▶ DATA FOR PROCESSING:
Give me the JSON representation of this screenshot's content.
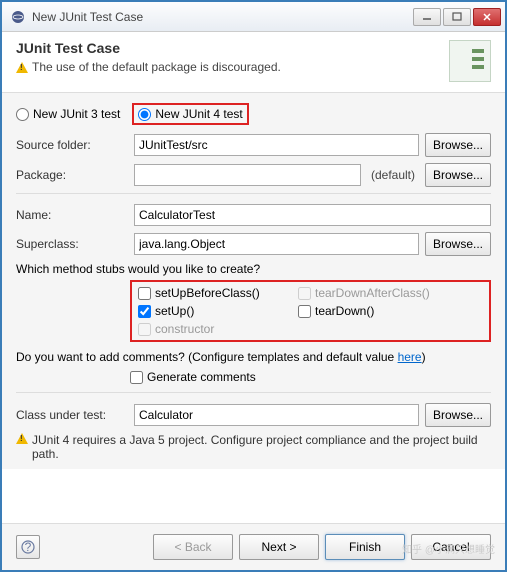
{
  "window": {
    "title": "New JUnit Test Case"
  },
  "banner": {
    "heading": "JUnit Test Case",
    "warning": "The use of the default package is discouraged."
  },
  "radios": {
    "junit3": "New JUnit 3 test",
    "junit4": "New JUnit 4 test"
  },
  "form": {
    "sourceFolder": {
      "label": "Source folder:",
      "value": "JUnitTest/src",
      "browse": "Browse..."
    },
    "package": {
      "label": "Package:",
      "value": "",
      "default": "(default)",
      "browse": "Browse..."
    },
    "name": {
      "label": "Name:",
      "value": "CalculatorTest"
    },
    "superclass": {
      "label": "Superclass:",
      "value": "java.lang.Object",
      "browse": "Browse..."
    }
  },
  "stubs": {
    "question": "Which method stubs would you like to create?",
    "setUpBeforeClass": "setUpBeforeClass()",
    "tearDownAfterClass": "tearDownAfterClass()",
    "setUp": "setUp()",
    "tearDown": "tearDown()",
    "constructor": "constructor"
  },
  "comments": {
    "question_pre": "Do you want to add comments? (Configure templates and default value ",
    "link": "here",
    "question_post": ")",
    "generate": "Generate comments"
  },
  "classUnderTest": {
    "label": "Class under test:",
    "value": "Calculator",
    "browse": "Browse..."
  },
  "warning2": {
    "pre": "JUnit 4 requires a Java 5 project. ",
    "link": "Configure",
    "post": " project compliance and the project build path."
  },
  "footer": {
    "back": "< Back",
    "next": "Next >",
    "finish": "Finish",
    "cancel": "Cancel"
  },
  "watermark": "知乎 @小满只想睡觉"
}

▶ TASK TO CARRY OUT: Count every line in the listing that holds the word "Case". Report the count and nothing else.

▶ REPLY TO THE TASK: 2